- Negative: Since Logstash's features are so extensive, you will often find yourself saying "I can just solve this problem better going further down / up the Stack!". This is not a BAD quality, necessarily and it really only depends on what Your Project's Aim is.
- Positive: LogStash is a dream to configure and run. A few hours of work, and you are on your way to collecting and shipping logs to their required addresses!
Elasticsearch is an obvious inclusion: Using Logstash with it's native DevOps stack its really rational
- Plugin ecosystem allows modular extensions.
- Tight integration into the Elastic.com products of Beats and Elasticsearch, so minimal setup is required when using those tools.
- Filter plugins are powerful for extracting and enriching input data.
- Since it's a Java product, JVM tuning must be done for handling high-load.
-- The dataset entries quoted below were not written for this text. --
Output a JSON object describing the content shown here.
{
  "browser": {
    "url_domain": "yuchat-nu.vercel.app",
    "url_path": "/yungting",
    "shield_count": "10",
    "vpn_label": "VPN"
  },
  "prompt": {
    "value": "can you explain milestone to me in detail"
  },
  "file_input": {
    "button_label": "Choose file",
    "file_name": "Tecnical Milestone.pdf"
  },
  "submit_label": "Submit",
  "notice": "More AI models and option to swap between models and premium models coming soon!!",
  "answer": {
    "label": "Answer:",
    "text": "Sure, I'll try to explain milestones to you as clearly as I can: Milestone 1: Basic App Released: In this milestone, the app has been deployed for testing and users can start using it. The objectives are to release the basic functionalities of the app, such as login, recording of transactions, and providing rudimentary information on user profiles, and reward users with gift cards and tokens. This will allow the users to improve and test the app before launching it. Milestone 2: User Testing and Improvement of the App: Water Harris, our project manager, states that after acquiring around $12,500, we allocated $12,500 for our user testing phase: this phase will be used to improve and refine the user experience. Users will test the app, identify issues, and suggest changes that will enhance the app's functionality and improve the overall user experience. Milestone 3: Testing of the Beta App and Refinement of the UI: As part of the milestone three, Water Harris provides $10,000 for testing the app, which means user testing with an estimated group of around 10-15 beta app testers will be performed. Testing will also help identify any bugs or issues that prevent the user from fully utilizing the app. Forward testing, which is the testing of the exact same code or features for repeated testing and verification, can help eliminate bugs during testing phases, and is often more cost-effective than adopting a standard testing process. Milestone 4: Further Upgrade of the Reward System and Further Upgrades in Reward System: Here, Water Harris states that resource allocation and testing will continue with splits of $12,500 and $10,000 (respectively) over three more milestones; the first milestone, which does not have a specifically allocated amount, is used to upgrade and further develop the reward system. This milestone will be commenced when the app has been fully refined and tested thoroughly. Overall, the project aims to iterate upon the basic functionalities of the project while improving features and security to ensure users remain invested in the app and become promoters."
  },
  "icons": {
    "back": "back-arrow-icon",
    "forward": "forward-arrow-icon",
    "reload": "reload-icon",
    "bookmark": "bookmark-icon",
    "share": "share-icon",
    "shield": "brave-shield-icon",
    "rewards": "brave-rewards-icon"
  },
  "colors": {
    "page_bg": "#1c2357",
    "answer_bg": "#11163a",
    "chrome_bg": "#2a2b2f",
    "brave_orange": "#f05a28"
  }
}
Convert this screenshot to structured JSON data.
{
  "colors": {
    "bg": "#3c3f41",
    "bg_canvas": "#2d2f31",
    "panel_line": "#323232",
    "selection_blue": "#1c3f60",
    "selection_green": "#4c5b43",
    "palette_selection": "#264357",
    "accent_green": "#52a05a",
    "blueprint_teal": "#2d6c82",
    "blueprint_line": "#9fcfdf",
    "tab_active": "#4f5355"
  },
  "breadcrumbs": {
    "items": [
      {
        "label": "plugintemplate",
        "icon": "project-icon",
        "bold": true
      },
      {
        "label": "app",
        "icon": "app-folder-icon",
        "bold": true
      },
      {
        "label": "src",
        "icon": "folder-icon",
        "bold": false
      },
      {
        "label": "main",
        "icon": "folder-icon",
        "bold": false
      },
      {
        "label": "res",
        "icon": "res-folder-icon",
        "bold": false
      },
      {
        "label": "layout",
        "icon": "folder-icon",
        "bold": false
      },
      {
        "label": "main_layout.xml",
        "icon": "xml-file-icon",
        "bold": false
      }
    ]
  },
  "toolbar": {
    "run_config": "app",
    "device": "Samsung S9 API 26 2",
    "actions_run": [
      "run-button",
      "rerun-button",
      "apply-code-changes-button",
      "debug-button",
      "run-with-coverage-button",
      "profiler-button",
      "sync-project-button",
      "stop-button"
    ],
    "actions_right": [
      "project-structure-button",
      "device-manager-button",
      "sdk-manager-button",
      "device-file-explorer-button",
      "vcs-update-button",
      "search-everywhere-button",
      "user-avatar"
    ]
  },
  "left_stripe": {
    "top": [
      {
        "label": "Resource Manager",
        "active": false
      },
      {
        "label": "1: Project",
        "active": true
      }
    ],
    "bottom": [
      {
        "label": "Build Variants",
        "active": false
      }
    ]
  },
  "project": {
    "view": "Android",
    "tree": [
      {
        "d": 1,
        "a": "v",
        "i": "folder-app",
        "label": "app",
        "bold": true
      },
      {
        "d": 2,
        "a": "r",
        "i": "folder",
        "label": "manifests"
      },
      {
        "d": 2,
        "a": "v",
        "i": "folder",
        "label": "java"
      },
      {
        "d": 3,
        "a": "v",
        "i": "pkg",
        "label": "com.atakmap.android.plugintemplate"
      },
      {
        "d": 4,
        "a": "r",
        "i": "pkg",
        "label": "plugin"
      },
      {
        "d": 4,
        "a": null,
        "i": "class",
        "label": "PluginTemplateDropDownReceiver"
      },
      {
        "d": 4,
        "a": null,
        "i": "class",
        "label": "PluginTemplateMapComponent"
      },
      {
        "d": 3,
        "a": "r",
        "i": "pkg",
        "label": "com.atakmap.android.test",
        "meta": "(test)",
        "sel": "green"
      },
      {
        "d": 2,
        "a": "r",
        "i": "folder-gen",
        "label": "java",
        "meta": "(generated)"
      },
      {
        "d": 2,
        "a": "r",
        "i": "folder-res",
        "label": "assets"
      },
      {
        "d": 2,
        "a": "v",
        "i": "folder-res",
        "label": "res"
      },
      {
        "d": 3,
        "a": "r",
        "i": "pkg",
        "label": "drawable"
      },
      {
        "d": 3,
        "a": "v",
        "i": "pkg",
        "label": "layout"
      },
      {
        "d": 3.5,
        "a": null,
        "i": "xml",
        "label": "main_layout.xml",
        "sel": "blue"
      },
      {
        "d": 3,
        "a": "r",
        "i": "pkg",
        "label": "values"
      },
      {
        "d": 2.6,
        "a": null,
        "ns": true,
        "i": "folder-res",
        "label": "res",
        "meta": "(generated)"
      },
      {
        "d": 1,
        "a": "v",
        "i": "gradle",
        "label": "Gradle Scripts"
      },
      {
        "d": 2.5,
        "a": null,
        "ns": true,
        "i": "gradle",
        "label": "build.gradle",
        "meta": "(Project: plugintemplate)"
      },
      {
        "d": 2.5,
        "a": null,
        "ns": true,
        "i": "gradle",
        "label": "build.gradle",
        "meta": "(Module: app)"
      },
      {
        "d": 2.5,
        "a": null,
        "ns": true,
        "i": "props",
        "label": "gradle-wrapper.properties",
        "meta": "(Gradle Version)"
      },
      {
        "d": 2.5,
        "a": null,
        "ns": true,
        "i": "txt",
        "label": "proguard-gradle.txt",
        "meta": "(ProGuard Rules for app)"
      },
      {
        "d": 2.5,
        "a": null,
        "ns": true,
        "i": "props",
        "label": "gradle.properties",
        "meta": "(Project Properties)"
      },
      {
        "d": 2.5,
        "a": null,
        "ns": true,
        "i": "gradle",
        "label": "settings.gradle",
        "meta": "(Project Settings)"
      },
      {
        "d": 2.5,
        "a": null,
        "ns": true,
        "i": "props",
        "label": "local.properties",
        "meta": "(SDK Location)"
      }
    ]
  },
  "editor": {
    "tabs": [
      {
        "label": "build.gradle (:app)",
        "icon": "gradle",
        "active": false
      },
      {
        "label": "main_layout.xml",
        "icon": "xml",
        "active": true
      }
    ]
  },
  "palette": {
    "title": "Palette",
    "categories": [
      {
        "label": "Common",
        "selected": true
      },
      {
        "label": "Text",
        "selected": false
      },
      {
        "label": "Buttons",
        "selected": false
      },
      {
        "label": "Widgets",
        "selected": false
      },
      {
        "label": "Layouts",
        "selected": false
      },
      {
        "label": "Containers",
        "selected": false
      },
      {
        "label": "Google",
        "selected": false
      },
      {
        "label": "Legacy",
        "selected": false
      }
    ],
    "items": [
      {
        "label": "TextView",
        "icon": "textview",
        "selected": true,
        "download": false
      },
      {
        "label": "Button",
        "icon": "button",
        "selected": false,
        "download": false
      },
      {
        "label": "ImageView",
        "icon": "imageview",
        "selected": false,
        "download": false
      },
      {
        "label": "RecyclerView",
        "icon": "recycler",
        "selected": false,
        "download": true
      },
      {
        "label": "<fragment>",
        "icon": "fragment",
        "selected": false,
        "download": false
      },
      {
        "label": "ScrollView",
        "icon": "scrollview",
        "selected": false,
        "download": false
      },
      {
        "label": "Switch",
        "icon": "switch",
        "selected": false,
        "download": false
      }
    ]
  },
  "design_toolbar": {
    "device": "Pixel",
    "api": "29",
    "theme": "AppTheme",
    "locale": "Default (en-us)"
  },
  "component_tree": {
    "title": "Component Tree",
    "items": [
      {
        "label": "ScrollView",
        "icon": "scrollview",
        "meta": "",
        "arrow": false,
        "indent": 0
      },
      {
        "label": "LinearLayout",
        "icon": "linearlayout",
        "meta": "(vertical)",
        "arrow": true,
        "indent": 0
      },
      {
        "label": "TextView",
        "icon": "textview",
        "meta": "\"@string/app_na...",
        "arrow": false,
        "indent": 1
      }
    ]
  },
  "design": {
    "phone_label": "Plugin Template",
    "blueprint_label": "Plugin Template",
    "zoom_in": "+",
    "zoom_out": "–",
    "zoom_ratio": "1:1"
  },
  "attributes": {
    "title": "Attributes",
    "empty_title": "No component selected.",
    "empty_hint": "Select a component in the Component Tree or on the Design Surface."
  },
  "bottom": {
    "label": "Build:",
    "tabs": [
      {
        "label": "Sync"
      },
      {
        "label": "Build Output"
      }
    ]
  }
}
- The persistent queue feature is nice, but I feel like most companies would want to use Kafka as a general storage location for persistent messages for all consumers to use. Using some pipeline of "Kafka input -> filter plugins -> Kafka output" seems like a good solution for data enrichment without needing to maintain a custom Kafka consumer to accomplish a similar feature.
- I would like to see more documentation around creating a distributed Logstash cluster because I imagine for high ingestion use cases, that would be necessary.
- Logstash has allowed me to ingest log files of various patterns into Elasticsearch for analysis using its flexible Grok parser.
- I've been able to perform web analytics over datasets using Logstash's GeoIP and reverse DNS lookups.
- By providing a simple mechanism for adding plugins, Logstash has allowed me to install extensions on top of those already pre-installed.
- Logstash design is definitely perfect for the use case of ELK. Logstash has "drivers" using which it can inject from virtually any source. This takes the headache from source to implement those "drivers" to store data to ES.
- Logstash is fast, very fast. As per my observance, you don't need more than 1 or 2 servers for even big size projects.
- Data in different shape, size, and formats? No worries, Logstash can handle it. It lets you write simple rules to programmatically take decisions real-time on data.
- You can change your data on the fly! This is the CORE power of Logstash. The concept is similar to Kafka streams, the difference being the source and destination are application and ES respectively.
- Logstash is all command line, and it can become overwhelming for new developers. If it has any sort of UI, then I don't know about it.
- Documentation could have been better. But this is a work in progress, and with time I am sure community will help with documentation.
- Community support! Being a relatively new tool, the adoption is still mature, and finding answers can be challenging sometimes.
It may not be appropriate to analyze data-sets dependent on each other but from a different data source. Reason being Logstash works on data at hand, and not wait for other data to arrive. It would be unwise for Logstashh to handle complicated, long-running transformations because this is injected and ejected. The faster you do it, the safer.
- Positive: Learning curve was relatively easy for our team. We were up and running within a sprint.
- Positive: Managing Logstash has generally been easy. We configure it, and usually, don't have to worry about misbehavior.
- Negative: Updating/Rehydrating Logstash servers have been little challenging. We sometimes even loose data while Logstash is down. It requires more in-depth research and experiments to figure the fine-grained details.
- Negative: This is now one more application/skill/server to manage. Like any other servers, it requires proper grooming or else you will get in trouble. This is also a single point of failure which can have the ability to make other servers useless if it is not running.